◆ **Assigned task**:
In the data below, find each line containing the string "icon" and return it.
----------
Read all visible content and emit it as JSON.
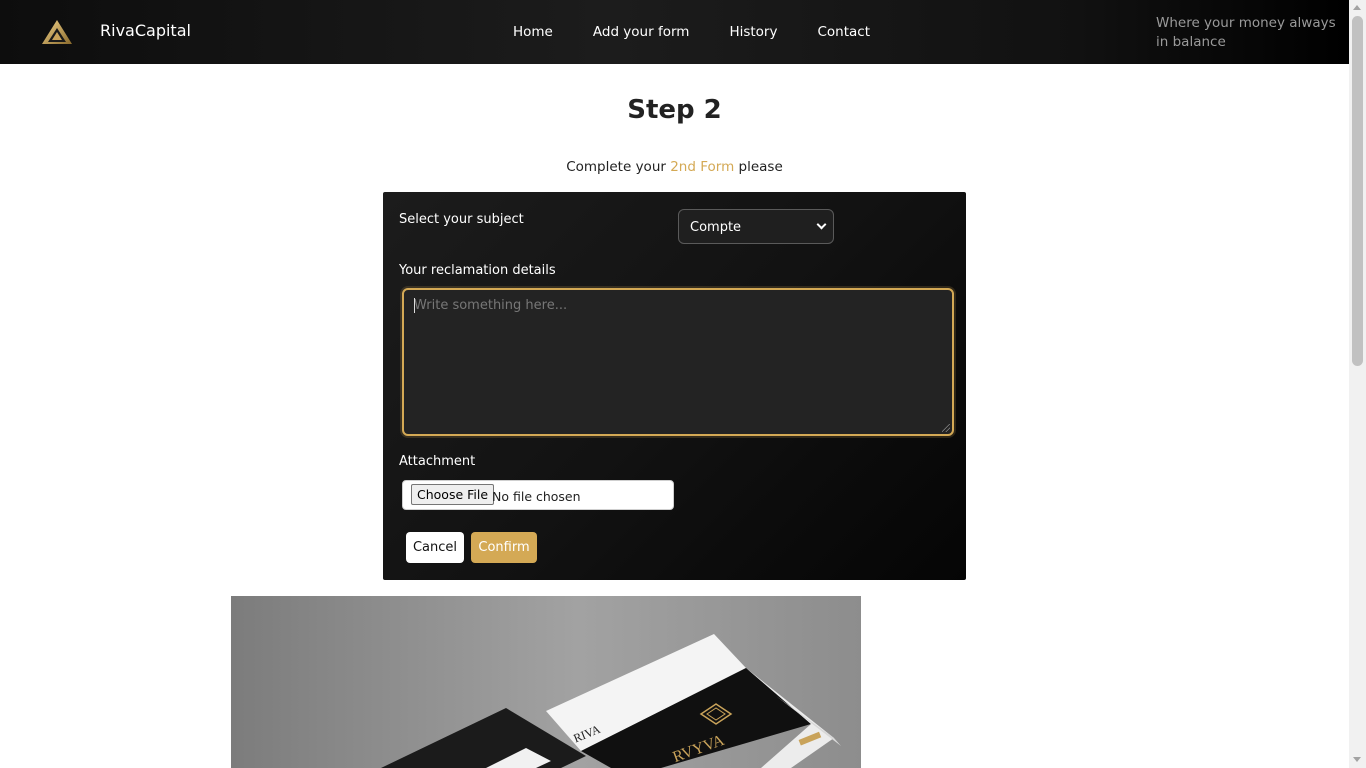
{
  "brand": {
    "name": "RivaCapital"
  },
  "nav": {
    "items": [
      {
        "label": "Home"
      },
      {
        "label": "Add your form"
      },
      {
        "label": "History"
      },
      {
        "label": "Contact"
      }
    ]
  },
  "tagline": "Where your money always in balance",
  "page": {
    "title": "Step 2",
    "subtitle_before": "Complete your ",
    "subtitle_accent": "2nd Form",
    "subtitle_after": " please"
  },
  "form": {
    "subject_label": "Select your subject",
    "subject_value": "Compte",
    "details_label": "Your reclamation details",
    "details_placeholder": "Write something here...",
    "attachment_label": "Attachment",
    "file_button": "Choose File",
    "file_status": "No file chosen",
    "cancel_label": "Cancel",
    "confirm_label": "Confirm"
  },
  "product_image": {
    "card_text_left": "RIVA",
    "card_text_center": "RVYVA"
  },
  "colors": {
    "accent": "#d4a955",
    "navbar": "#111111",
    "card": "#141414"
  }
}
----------
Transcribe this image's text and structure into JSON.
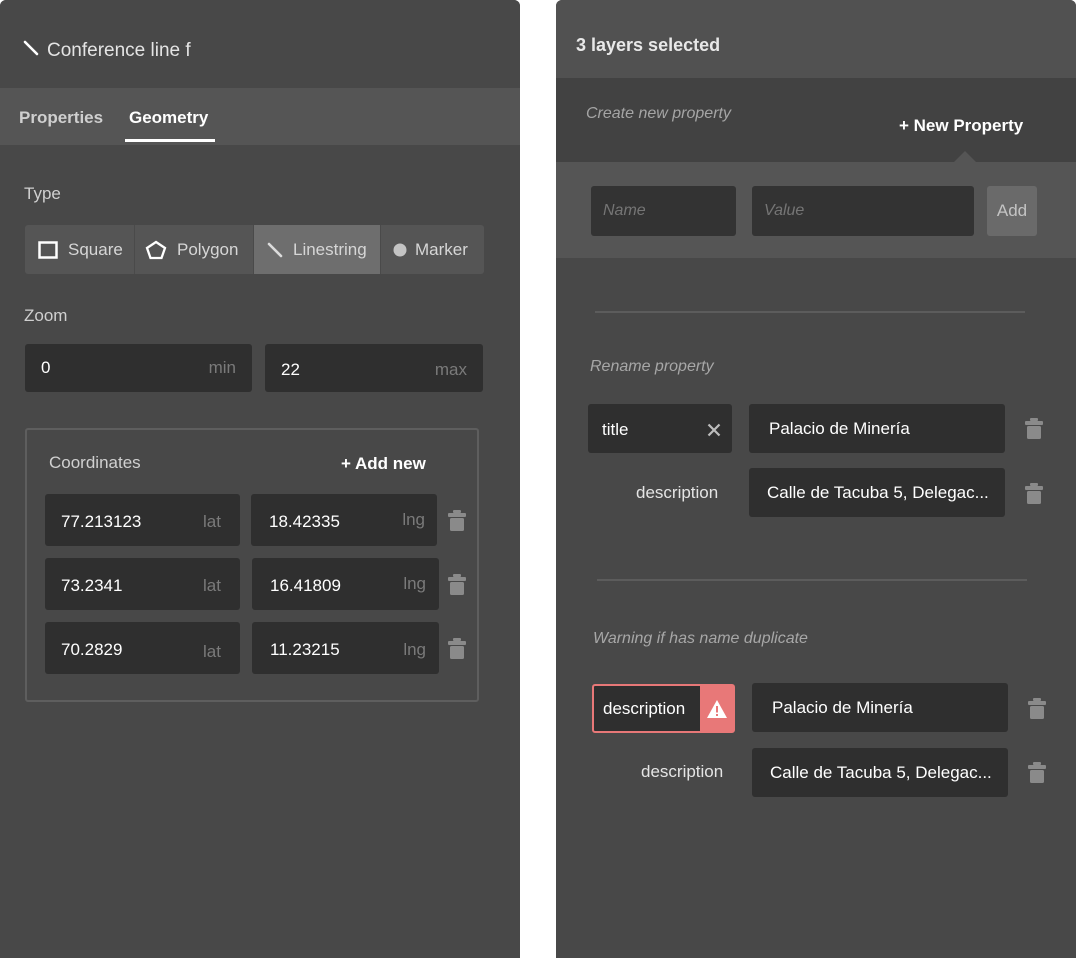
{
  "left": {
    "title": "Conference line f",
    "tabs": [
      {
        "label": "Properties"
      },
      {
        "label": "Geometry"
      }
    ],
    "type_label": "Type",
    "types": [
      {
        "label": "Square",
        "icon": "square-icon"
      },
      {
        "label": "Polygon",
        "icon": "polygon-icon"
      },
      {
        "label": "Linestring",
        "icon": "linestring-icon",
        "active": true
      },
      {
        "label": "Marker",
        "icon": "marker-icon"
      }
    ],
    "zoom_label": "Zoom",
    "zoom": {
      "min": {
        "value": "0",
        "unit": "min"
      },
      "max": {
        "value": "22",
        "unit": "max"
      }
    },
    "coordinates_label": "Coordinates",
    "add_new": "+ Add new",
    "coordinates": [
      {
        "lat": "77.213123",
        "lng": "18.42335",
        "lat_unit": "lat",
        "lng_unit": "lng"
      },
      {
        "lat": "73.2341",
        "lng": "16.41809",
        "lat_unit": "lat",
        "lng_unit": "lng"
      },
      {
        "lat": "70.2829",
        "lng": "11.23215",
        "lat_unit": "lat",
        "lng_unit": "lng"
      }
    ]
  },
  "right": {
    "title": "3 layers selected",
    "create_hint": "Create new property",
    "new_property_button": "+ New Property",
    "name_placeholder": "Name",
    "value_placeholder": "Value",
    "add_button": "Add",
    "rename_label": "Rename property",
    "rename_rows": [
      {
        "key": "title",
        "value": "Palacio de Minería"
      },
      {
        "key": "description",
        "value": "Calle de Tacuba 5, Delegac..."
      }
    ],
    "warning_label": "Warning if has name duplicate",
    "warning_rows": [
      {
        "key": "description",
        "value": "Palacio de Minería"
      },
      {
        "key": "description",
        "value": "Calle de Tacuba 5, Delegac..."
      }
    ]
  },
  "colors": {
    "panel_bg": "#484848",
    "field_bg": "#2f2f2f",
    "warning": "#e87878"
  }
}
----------
◆ **Reply**:
        "icon": "square-icon"
        "icon": "polygon-icon"
        "icon": "linestring-icon",
        "icon": "marker-icon"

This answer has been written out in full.